THUNDER BAY, ON ---- April 13, 2013 ----- Today, servicing the debt is the third largest expenditure of the Ontario government. About one in every ten dollars taken from Ontario taxpayers goes to pay interest on the debt, over $10.4 billion last year – and this in a low-interest rate climate. Our debt-to-GDP ratio is hovering just below 40 per cent, exactly where Greece’s stood less than three decades ago.
Unless the Wynne government makes serious structural spending changes, young citizens of Ontario are going to inherit a bankrupt province, similar to the likes of Greece and Cyprus.
Our provincial government has gone on a reckless spending spree, and used a credit card to finance it all. There have been countless pet projects, from stimulus bailouts to green energy to big public sector salaries, all expensed without regard for whom will ultimately pay the bill. But everyone knows that when you run up your credit card, you eventually have to pay it back, with interest.
The Canadian Taxpayers Federation has proposed three achievable goals for the Minister of Finance to include in the upcoming budget, in order to restore fiscal sanity and move towards a balanced budget, as soon as possible.
TD Bank’s former chief economist Don Drummond was commissioned by the Liberal government to issue a report on Ontario’s debt and spending. He provided an excellent road map to restore a balanced budget in Ontario, but his proposals seem to have fallen on deaf ears.
CTF’s first recommendation is simple; Don Drummond issued a great report, the government must stop ignoring him and start implementing his major recommendations.

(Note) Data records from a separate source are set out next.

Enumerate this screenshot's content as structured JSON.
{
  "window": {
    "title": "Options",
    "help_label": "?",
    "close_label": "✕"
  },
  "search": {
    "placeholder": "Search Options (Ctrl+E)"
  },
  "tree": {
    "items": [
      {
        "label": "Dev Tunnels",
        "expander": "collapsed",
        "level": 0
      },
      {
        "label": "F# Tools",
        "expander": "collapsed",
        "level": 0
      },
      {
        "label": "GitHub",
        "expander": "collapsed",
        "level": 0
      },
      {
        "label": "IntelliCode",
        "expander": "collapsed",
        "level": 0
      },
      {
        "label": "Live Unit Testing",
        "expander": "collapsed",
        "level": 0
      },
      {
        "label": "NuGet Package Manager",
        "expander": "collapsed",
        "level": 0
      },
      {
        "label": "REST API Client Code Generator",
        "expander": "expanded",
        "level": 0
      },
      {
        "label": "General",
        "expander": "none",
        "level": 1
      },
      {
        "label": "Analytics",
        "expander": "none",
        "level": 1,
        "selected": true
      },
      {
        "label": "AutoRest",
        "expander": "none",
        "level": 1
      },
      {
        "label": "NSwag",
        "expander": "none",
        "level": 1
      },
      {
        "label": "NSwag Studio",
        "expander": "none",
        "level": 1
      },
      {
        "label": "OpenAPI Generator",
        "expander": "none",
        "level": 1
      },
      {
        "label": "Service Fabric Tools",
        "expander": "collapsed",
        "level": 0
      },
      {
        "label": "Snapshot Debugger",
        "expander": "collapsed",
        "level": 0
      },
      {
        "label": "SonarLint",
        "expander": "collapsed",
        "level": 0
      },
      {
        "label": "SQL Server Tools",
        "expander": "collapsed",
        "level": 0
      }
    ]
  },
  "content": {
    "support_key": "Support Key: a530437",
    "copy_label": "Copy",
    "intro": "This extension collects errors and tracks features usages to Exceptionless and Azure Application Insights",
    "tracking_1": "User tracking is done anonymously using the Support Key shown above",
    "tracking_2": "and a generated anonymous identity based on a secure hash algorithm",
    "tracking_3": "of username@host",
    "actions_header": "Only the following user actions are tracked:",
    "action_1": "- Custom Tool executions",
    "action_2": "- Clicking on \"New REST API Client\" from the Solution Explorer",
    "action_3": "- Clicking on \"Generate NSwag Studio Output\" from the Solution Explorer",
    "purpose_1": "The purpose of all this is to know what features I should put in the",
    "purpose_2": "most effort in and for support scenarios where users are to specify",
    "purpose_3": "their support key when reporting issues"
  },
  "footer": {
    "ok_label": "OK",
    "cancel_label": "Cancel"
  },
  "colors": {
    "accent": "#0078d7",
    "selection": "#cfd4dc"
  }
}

His plan consists of some tough but necessary medicine.
This segues to the second recommendation. Premier Wynne committed to the CTF that she will eliminate the deficit by 2017-18, and will then restrict spending increases to 1 per cent below GDP growth until Ontario’s debt-to-GDP ratio returns to 27 per cent.
Why wait until 2017-18 to cap spending? This government needs to rein in spending now, and restrict growth in spending across the board. Otherwise, they will not achieve that balanced budget by 2017-18, but instead, as Mr. Drummond forecasts, see the deficit balloon to $30 billion.
The final recommendation to this government is to implement a legislated debt-reduction plan and repayment schedule to start chipping away at the province’s $255 billion debt. That debt, broken down per capita, equates to $18,889 for every man, woman and child in Ontario. It is wrong to dump that debt onto future taxpayers and young Ontario citizens.
It’s time for a debt-reduction payment schedule to be cemented by law. This government has proven that it will not pay the debt down on its own, and debt-reduction legislation has worked in provinces across Canada to get public accounts out of the red.
Ontario is in a bad situation. But we’re not Greece, not yet anyway. If the government acts now, the looming catastrophe can be avoided.
Our government simply needs to exercise the same fiscal responsibility that Ontario families demonstrate every day. Families who struggle to pay their bills and stay out of debt; folks who balance their checkbooks every month, who say no to frivolous spending and live within their means.
Instead, we have a government that adds $32.5 million to the debt every day. That is $22,625 borrowed every minute; in the time it took you to read this article, the government added a decent down payment for a starter home to the provincial debt. That is debt that you and your children will be forced to pay down in future taxes.
Candice Malcolm, Ontario Director
Canadian Taxpayers Federation